Hi there, Guiders! How are you this fine day? As per usual I had (well, still have actually) a huge number of arcs that needed to be read and then reviewed (why is it always the arcs?) and I decided to post a whole bunch of mini-reviews – which I realised while writing these that’s it so nicer to write the small reviews? Fewer words to write, which is great when you’ve read the arc a few months back and all you’ve got to go on is about 5 or something notes you made on Kindle and maybe 2 lines on a Notepad app about how you liked the characters- with no reasons why either. Which, for some reason, is basically the only way I write reviews – someone please stop me.
Disclaimer: I received this e-arc from Netgalley and Annick Press in exchange for a free and honest review. All opinions expressed are my own.
I started The Disappearance thinking it was just a contemporary about a male teen who found it difficult to communicate with anyone finds a home and friends in a group home. And then I read it, and suddenly there was this aspect of the paranormal and I was hooked more than what I was before (I also didn’t read the synopsis so that’s why the paranormal aspect was a surprise to me).
Mike, the main character, was my favourite and I loved him for having a hard exterior but being soft inside. I also liked how Mike didn’t see himself as much of a hero, but rather saw himself as a neutral party, someone who’s just trying to get by. And it’s not just Mike who becomes a better character, it’s also the others – Jacob, Adam, and even Paddy, to an extent.
The book opened at the end, which is something I definitely liked – being able to read what happens at the end, then reading the entire story in order to see how and why the end matches up/links back to the beginning.
Disclaimer: I received this e-arc from Netgalley and The Wild Rose Press, Inc in exchange for my free and honest review. All opinions expressed are my own.
This book was an average read for the most part. I really liked the plot and setting and I felt like I was there, alongside the characters – which is why I flock to fantasy – because I like to feel like I’m there.
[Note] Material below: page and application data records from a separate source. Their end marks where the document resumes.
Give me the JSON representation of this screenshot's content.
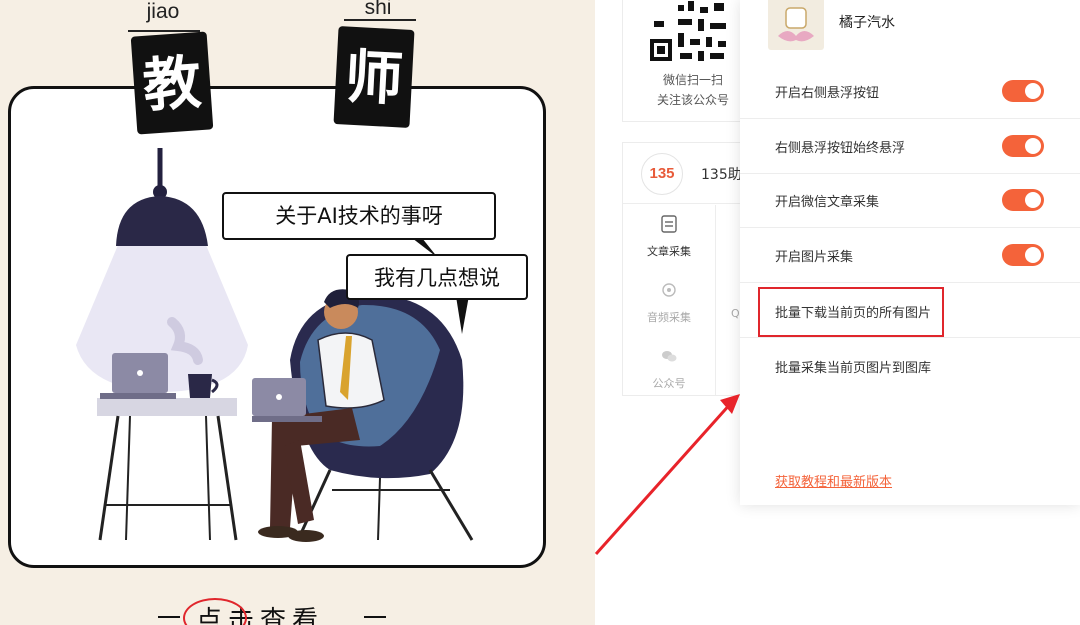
{
  "poster": {
    "pinyin_left": "jiao",
    "pinyin_right": "shi",
    "char_left": "教",
    "char_right": "师",
    "bubble_1": "关于AI技术的事呀",
    "bubble_2": "我有几点想说",
    "cta": "点击查看"
  },
  "qr_card": {
    "line_1": "微信扫一扫",
    "line_2": "关注该公众号"
  },
  "tool_card": {
    "logo_text": "135",
    "name": "135助",
    "grid": [
      {
        "label": "文章采集"
      },
      {
        "label": "音频采集"
      },
      {
        "label": "公众号"
      }
    ],
    "partial_label": "Q"
  },
  "settings_panel": {
    "account_name": "橘子汽水",
    "toggles": [
      {
        "label": "开启右侧悬浮按钮",
        "on": true
      },
      {
        "label": "右侧悬浮按钮始终悬浮",
        "on": true
      },
      {
        "label": "开启微信文章采集",
        "on": true
      },
      {
        "label": "开启图片采集",
        "on": true
      }
    ],
    "action_download": "批量下载当前页的所有图片",
    "action_collect": "批量采集当前页图片到图库",
    "footer_link": "获取教程和最新版本"
  },
  "colors": {
    "accent": "#f4633a",
    "highlight_box": "#e0262c",
    "arrow": "#e8232a"
  }
}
The plot was well-written – I liked the mystery aspect and I definitely enjoyed the paranormal aspects.
I didn’t connect with the characters. I thought them a bit boring – which is a bit weird in fantasy as there’s so much room to play and you could dress them up any which way – and they were a bit unrealistic.
But all in all, this was a quick enjoyable read, definitely something to be read in an afternoon.
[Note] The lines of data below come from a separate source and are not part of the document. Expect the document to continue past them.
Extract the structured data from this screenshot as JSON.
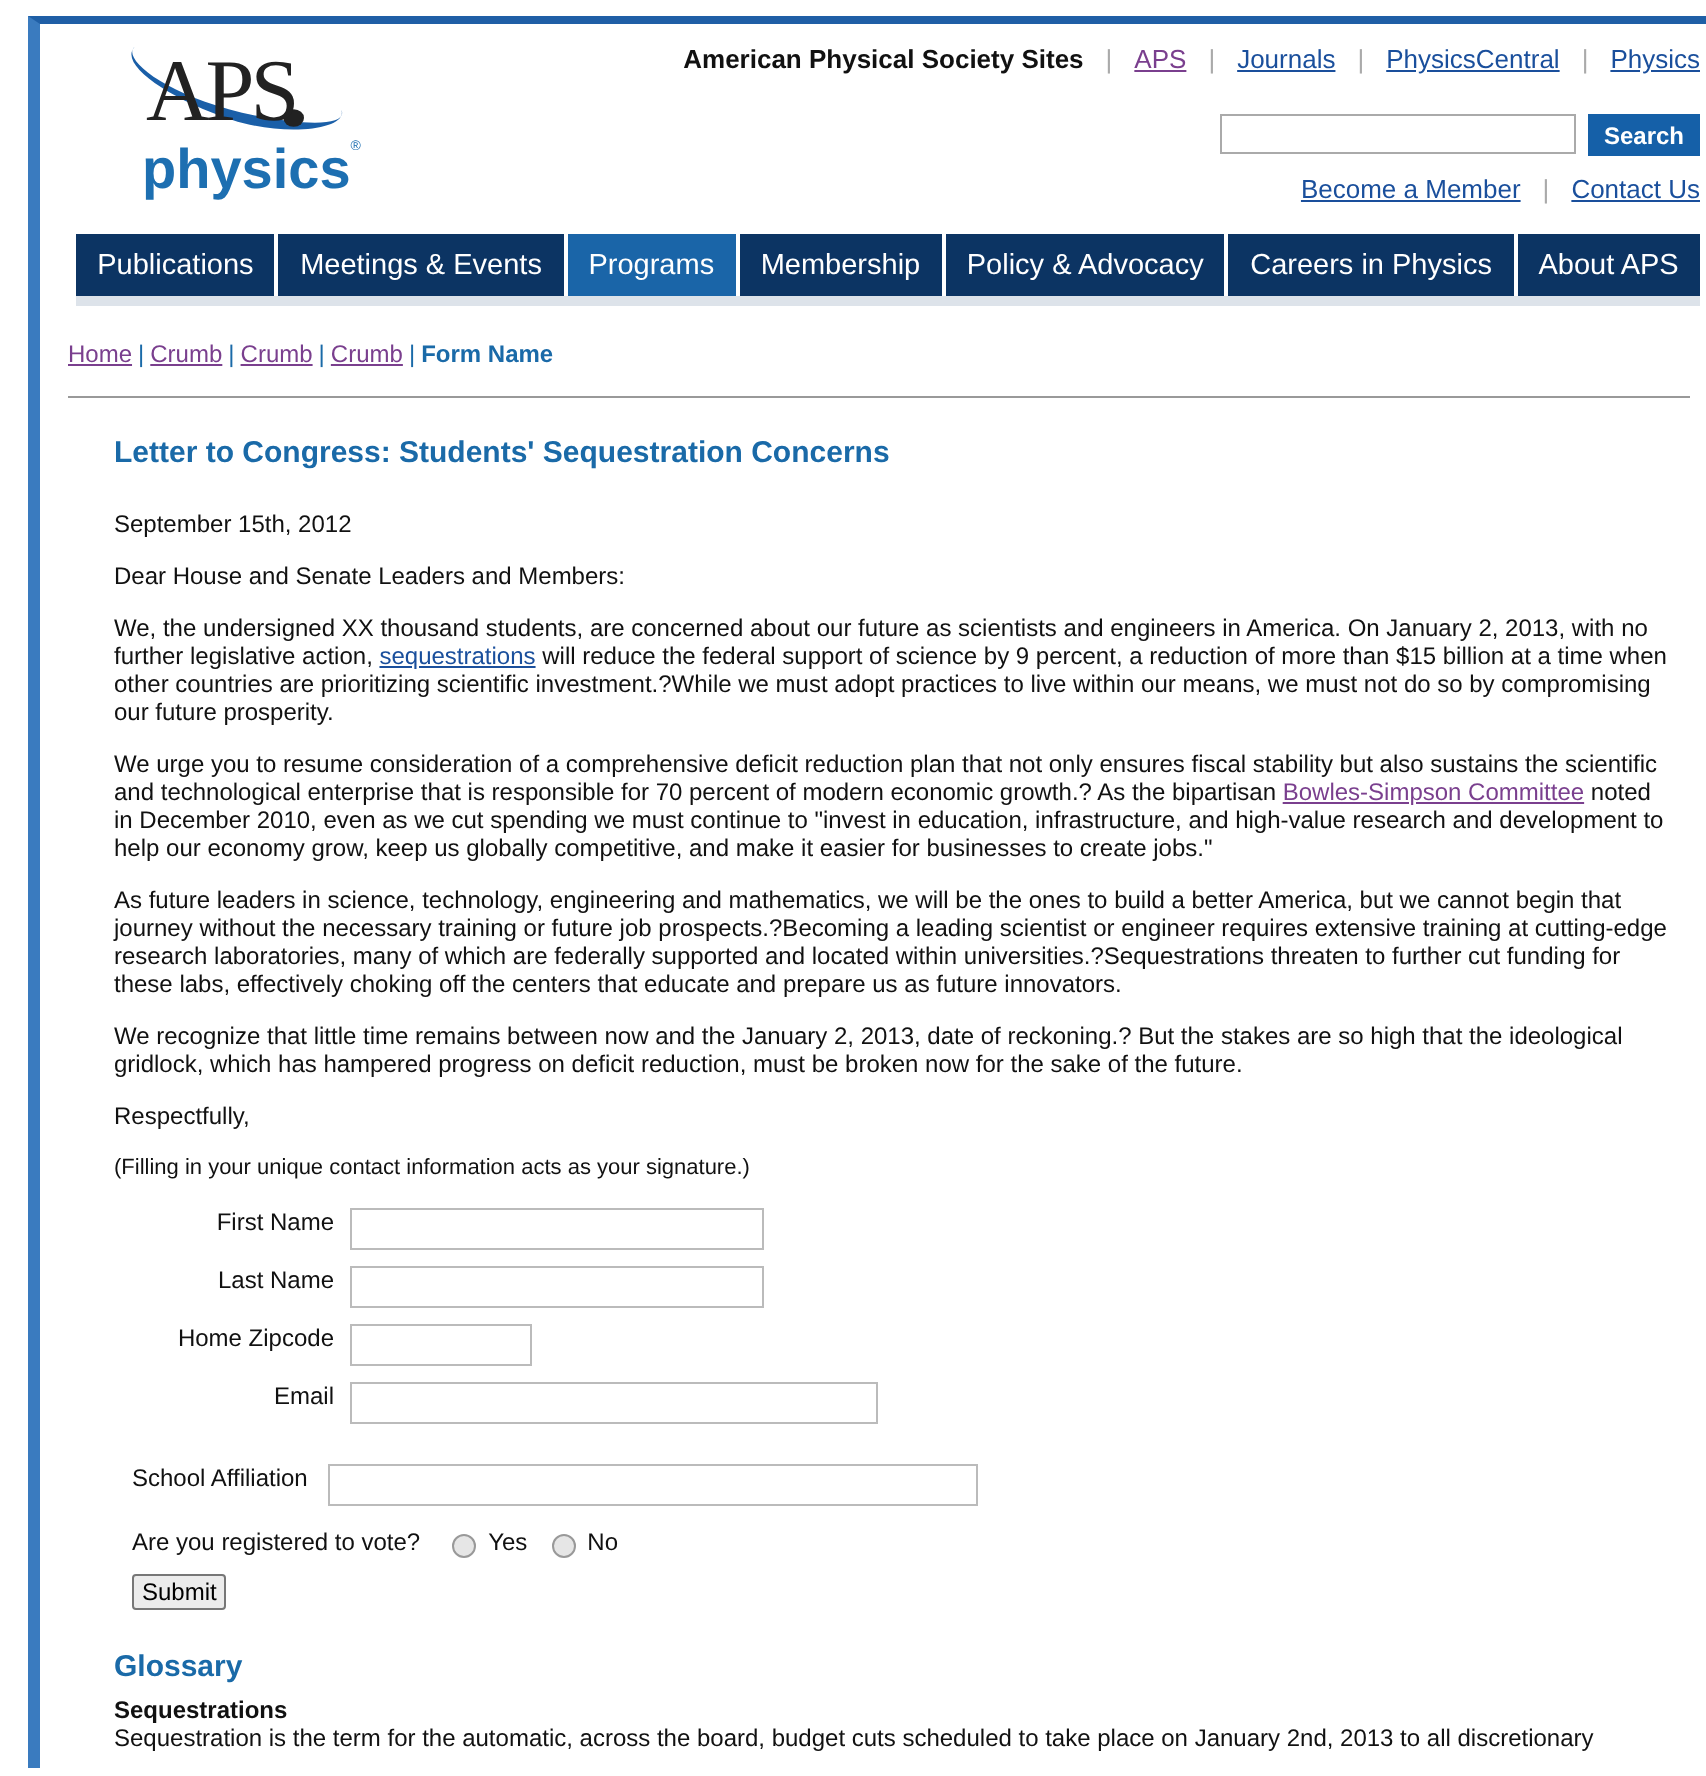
{
  "logo": {
    "letters": "APS",
    "word": "physics",
    "mark": "®"
  },
  "sites": {
    "label": "American Physical Society Sites",
    "separator": "|",
    "links": [
      {
        "text": "APS",
        "visited": true
      },
      {
        "text": "Journals",
        "visited": false
      },
      {
        "text": "PhysicsCentral",
        "visited": false
      },
      {
        "text": "Physics",
        "visited": false
      }
    ]
  },
  "search": {
    "button": "Search"
  },
  "account_separator": "|",
  "account_links": [
    {
      "text": "Become a Member",
      "visited": false
    },
    {
      "text": "Contact Us",
      "visited": false
    }
  ],
  "nav": [
    {
      "label": "Publications",
      "selected": false
    },
    {
      "label": "Meetings & Events",
      "selected": false
    },
    {
      "label": "Programs",
      "selected": true
    },
    {
      "label": "Membership",
      "selected": false
    },
    {
      "label": "Policy & Advocacy",
      "selected": false
    },
    {
      "label": "Careers in Physics",
      "selected": false
    },
    {
      "label": "About APS",
      "selected": false
    }
  ],
  "breadcrumb_separator": "|",
  "breadcrumb": [
    {
      "text": "Home",
      "kind": "link"
    },
    {
      "text": "Crumb",
      "kind": "link"
    },
    {
      "text": "Crumb",
      "kind": "link"
    },
    {
      "text": "Crumb",
      "kind": "link"
    },
    {
      "text": "Form Name",
      "kind": "current"
    }
  ],
  "title": "Letter to Congress: Students' Sequestration Concerns",
  "paragraphs": [
    {
      "kind": "plain",
      "parts": [
        {
          "text": "September 15th, 2012"
        }
      ]
    },
    {
      "kind": "plain",
      "parts": [
        {
          "text": "Dear House and Senate Leaders and Members:"
        }
      ]
    },
    {
      "kind": "plain",
      "parts": [
        {
          "text": "We, the undersigned XX thousand students, are concerned about our future as scientists and engineers in America. On January 2, 2013, with no further legislative action, "
        },
        {
          "text": "sequestrations",
          "link": true,
          "visited": false
        },
        {
          "text": " will reduce the federal support of science by 9 percent, a reduction of more than $15 billion at a time when other countries are prioritizing scientific investment.?While we must adopt practices to live within our means, we must not do so by compromising our future prosperity."
        }
      ]
    },
    {
      "kind": "plain",
      "parts": [
        {
          "text": "We urge you to resume consideration of a comprehensive deficit reduction plan that not only ensures fiscal stability but also sustains the scientific and technological enterprise that is responsible for 70 percent of modern economic growth.? As the bipartisan "
        },
        {
          "text": "Bowles-Simpson Committee",
          "link": true,
          "visited": true
        },
        {
          "text": " noted in December 2010, even as we cut spending we must continue to \"invest in education, infrastructure, and high-value research and development to help our economy grow, keep us globally competitive, and make it easier for businesses to create jobs.\""
        }
      ]
    },
    {
      "kind": "plain",
      "parts": [
        {
          "text": "As future leaders in science, technology, engineering and mathematics, we will be the ones to build a better America, but we cannot begin that journey without the necessary training or future job prospects.?Becoming a leading scientist or engineer requires extensive training at cutting-edge research laboratories, many of which are federally supported and located within universities.?Sequestrations threaten to further cut funding for these labs, effectively choking off the centers that educate and prepare us as future innovators."
        }
      ]
    },
    {
      "kind": "plain",
      "parts": [
        {
          "text": "We recognize that little time remains between now and the January 2, 2013, date of reckoning.? But the stakes are so high that the ideological gridlock, which has hampered progress on deficit reduction, must be broken now for the sake of the future."
        }
      ]
    },
    {
      "kind": "plain",
      "parts": [
        {
          "text": "Respectfully,"
        }
      ]
    },
    {
      "kind": "note",
      "parts": [
        {
          "text": "(Filling in your unique contact information acts as your signature.)"
        }
      ]
    }
  ],
  "fields": [
    {
      "label": "First Name",
      "kind": "medium"
    },
    {
      "label": "Last Name",
      "kind": "medium"
    },
    {
      "label": "Home Zipcode",
      "kind": "short"
    },
    {
      "label": "Email",
      "kind": "long"
    }
  ],
  "school": {
    "label": "School Affiliation"
  },
  "vote": {
    "question": "Are you registered to vote?",
    "options": [
      {
        "label": "Yes",
        "selected": false
      },
      {
        "label": "No",
        "selected": false
      }
    ]
  },
  "submit": "Submit",
  "glossary": {
    "heading": "Glossary",
    "term": "Sequestrations",
    "definition": "Sequestration is the term for the automatic, across the board, budget cuts scheduled to take place on January 2nd, 2013 to all discretionary"
  }
}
Archer Kay Leah
I received this e-arc through Less Than Three Press in exchange for my free and honest review. All opinions expressed are my own.
Note that even though this is the second book in a series, it can be read as a standalone.
This (Four) was Mayr’s book, which I was excited for as I loved him in A Question of Counsel. I loved Tash (aka Halataldris – still trying to figure out how the author got Tash from that mouthful, but it’s probably the same as getting Dick from Richard). He (Tash) was a good love interest and he and Mayr balanced each other out.
Something that annoys me when I read a fantasy romance book is that the pacing and flow of the story is nearly always sped up due to the romance aspect, and when you speed up the pacing and flow of a fantasy book, the plot tends to unravel and even move away from what the original plot was meant to be. This did not happen in Four. The romance and fantasy worked together to ensure that neither plot nor romance was lost.
I loved this book and will definitely read it again in the future, or even manage a series reread when the fourth book comes out (I saw it on Netgalley and am itching to request it).
Archer Kay Leah
I received this e-arc through Less Than Three Press and Netgalley in exchange for a free and honest review. All opinions expressed are my own.
Note that even though this is the third book in a series, it can be read as a standalone.
I like how each book expands on the world and how different characters see/experience it based on their religion or stature/class. I mean, yes, it’s the same world, but through a different character’s eyes, which basically gives the readers a chance to enter the world again.
The author incorporates the Goddess concept and characters who are Goddess touched into the story in such a way that you can’t help but get engrossed (as I love magic).
As for the two main characters, Adren and Ress, they were interesting, mostly because it took me longer to like them than in the other two books (A Question of Counsel – Aeley and Lira; Four – Tash and Mayr). They’re (Adren and Ress) not badly written, I think I just didn’t like their personalities until they proved themselves to me.
So Long and Thanks For All The Fish!
Disclaimer: The photo is mine. Four of the links are to the books’ respective Goodreads page. The other link is to my review of the first book in the The Republic series.